## [Dataset excerpts]
=== Begin Enclosure ===

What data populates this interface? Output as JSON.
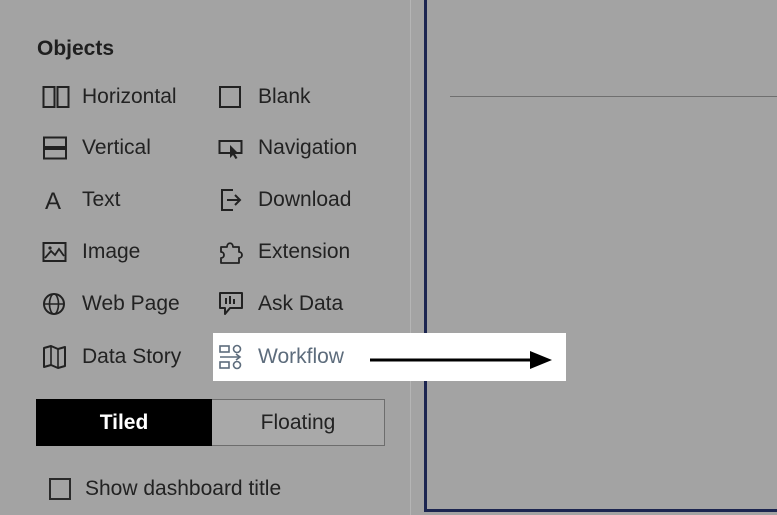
{
  "objects_panel": {
    "title": "Objects",
    "items": [
      {
        "label": "Horizontal",
        "icon": "horizontal-icon"
      },
      {
        "label": "Blank",
        "icon": "blank-icon"
      },
      {
        "label": "Vertical",
        "icon": "vertical-icon"
      },
      {
        "label": "Navigation",
        "icon": "navigation-icon"
      },
      {
        "label": "Text",
        "icon": "text-icon"
      },
      {
        "label": "Download",
        "icon": "download-icon"
      },
      {
        "label": "Image",
        "icon": "image-icon"
      },
      {
        "label": "Extension",
        "icon": "extension-icon"
      },
      {
        "label": "Web Page",
        "icon": "web-page-icon"
      },
      {
        "label": "Ask Data",
        "icon": "ask-data-icon"
      },
      {
        "label": "Data Story",
        "icon": "data-story-icon"
      },
      {
        "label": "Workflow",
        "icon": "workflow-icon"
      }
    ]
  },
  "layout_toggle": {
    "tiled": "Tiled",
    "floating": "Floating",
    "selected": "Tiled"
  },
  "show_title": {
    "label": "Show dashboard title",
    "checked": false
  },
  "colors": {
    "panel_bg": "#a3a3a3",
    "canvas_border": "#1c2550",
    "highlight": "#ffffff",
    "workflow_text": "#5d6c7c"
  }
}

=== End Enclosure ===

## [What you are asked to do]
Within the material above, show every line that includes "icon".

## [Result]
        "icon": "horizontal-icon"
        "icon": "blank-icon"
        "icon": "vertical-icon"
        "icon": "navigation-icon"
        "icon": "text-icon"
        "icon": "download-icon"
        "icon": "image-icon"
        "icon": "extension-icon"
        "icon": "web-page-icon"
        "icon": "ask-data-icon"
        "icon": "data-story-icon"
        "icon": "workflow-icon"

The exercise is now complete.